    In my experience, flying IFR, I have found nearly 100% of controllers most helpful and willing to suggest headings to avoid precip. They have also accepted my requests for deviations from assigned routes or headings for weather avoidance to the best of their ability, given their primary responsibility to separate aircraft. Controllers have the equipment to see the big picture, and we, as pilots, can often see the immediate picture through our windshields. Working together we have a great system for safe weather flying!!

  • Cary Alburn

    Agreed–it’s so much better now, since current ATC and FSS radar is so much better than it was 30 years ago, at showing weather.
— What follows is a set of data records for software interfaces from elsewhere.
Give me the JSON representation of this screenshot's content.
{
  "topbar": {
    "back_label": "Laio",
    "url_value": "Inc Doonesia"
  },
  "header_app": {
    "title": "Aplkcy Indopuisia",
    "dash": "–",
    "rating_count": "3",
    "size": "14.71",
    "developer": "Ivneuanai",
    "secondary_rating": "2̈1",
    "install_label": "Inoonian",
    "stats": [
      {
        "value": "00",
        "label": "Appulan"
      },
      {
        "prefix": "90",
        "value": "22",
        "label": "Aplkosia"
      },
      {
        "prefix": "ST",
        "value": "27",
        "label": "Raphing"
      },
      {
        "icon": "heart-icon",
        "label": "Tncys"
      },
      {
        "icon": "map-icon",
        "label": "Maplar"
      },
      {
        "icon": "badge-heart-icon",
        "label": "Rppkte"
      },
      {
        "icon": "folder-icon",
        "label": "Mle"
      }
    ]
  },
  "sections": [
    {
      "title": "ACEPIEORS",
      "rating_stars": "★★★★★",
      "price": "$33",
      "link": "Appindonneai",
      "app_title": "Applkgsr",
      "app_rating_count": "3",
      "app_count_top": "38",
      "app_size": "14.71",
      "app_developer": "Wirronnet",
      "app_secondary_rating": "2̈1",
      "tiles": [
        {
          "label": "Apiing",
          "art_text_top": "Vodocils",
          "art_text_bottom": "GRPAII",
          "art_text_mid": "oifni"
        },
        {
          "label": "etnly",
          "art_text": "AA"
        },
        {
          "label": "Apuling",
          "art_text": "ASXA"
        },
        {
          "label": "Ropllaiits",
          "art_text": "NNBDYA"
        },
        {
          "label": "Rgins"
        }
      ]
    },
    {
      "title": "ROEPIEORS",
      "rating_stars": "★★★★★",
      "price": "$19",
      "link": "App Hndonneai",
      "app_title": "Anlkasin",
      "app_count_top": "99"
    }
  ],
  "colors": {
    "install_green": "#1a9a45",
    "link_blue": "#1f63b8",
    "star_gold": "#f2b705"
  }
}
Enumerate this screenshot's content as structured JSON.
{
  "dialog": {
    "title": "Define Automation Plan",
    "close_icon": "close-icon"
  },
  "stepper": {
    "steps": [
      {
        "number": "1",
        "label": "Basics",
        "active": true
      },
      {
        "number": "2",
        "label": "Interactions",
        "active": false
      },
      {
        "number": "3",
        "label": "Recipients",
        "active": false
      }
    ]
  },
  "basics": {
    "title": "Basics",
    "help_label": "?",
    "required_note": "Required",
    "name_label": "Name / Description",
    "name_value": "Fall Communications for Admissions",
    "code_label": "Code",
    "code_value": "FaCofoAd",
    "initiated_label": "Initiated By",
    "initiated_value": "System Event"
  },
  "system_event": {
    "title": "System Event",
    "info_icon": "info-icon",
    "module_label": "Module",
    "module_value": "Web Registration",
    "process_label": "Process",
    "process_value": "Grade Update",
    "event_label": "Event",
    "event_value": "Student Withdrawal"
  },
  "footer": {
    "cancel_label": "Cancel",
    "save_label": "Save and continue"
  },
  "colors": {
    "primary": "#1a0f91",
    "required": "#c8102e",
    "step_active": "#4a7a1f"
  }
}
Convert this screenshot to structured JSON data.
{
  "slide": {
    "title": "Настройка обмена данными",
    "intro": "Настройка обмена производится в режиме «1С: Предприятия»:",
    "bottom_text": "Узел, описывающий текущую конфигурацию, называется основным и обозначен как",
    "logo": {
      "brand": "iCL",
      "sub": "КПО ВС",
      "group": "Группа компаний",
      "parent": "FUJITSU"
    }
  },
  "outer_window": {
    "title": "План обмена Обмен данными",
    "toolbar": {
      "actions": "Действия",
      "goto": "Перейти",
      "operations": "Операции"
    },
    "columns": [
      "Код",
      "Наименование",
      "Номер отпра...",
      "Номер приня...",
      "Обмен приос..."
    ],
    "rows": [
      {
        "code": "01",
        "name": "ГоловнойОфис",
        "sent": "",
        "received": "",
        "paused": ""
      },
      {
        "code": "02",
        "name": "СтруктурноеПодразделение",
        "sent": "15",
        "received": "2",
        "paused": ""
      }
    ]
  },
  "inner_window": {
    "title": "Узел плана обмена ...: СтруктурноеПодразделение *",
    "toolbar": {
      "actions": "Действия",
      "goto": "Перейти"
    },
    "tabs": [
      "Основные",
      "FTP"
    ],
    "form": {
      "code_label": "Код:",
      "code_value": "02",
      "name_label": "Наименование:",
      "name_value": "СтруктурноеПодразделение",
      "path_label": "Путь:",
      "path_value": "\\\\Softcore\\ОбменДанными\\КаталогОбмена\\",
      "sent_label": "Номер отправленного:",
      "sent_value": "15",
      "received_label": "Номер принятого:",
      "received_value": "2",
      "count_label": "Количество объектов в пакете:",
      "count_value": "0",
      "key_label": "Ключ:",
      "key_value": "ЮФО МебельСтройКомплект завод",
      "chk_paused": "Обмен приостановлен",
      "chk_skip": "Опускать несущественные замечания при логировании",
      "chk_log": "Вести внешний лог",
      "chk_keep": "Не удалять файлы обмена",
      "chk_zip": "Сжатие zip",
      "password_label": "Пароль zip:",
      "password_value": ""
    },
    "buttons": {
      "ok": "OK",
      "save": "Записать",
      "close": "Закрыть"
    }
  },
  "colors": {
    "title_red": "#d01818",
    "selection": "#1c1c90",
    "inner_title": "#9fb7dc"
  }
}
I’m looking forward to datalink, which I don’t have, to supplement what I can see and what they’re telling me. But meanwhile, today’s controllers have the equipment and almost universally the desire to be helpful–but we have to work together, because sometimes what we see out the windshield doesn’t show up on their screens at all.